• Your assignment
Copy out all the entries below, word for word.

• Available data
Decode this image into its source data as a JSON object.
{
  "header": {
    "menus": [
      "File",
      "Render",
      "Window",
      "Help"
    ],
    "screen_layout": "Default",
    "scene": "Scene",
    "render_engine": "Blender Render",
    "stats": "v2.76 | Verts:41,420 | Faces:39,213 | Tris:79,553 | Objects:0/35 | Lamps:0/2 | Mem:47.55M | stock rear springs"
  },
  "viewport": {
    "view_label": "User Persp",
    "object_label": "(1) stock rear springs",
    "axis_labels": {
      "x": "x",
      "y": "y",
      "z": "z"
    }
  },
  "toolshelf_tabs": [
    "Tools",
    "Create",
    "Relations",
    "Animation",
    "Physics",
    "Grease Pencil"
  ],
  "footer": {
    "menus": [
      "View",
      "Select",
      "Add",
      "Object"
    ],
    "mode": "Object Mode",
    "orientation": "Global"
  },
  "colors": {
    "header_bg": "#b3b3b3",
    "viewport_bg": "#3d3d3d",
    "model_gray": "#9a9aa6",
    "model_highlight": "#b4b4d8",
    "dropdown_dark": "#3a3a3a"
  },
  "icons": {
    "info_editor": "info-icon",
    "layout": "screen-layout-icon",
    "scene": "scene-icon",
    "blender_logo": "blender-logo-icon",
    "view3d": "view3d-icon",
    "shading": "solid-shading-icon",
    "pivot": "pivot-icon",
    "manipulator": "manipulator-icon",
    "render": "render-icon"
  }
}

• Solved exercise
Decode this image into its source data as a JSON object.
{
  "header": {
    "menus": [
      "File",
      "Render",
      "Window",
      "Help"
    ],
    "screen_layout": "Default",
    "scene": "Scene",
    "render_engine": "Blender Render",
    "stats": "v2.76 | Verts:41,420 | Faces:39,213 | Tris:79,553 | Objects:0/35 | Lamps:0/2 | Mem:47.55M | stock rear springs"
  },
  "viewport": {
    "view_label": "User Persp",
    "object_label": "(1) stock rear springs",
    "axis_labels": {
      "x": "x",
      "y": "y",
      "z": "z"
    }
  },
  "toolshelf_tabs": [
    "Tools",
    "Create",
    "Relations",
    "Animation",
    "Physics",
    "Grease Pencil"
  ],
  "footer": {
    "menus": [
      "View",
      "Select",
      "Add",
      "Object"
    ],
    "mode": "Object Mode",
    "orientation": "Global"
  },
  "colors": {
    "header_bg": "#b3b3b3",
    "viewport_bg": "#3d3d3d",
    "model_gray": "#9a9aa6",
    "model_highlight": "#b4b4d8",
    "dropdown_dark": "#3a3a3a"
  },
  "icons": {
    "info_editor": "info-icon",
    "layout": "screen-layout-icon",
    "scene": "scene-icon",
    "blender_logo": "blender-logo-icon",
    "view3d": "view3d-icon",
    "shading": "solid-shading-icon",
    "pivot": "pivot-icon",
    "manipulator": "manipulator-icon",
    "render": "render-icon"
  }
}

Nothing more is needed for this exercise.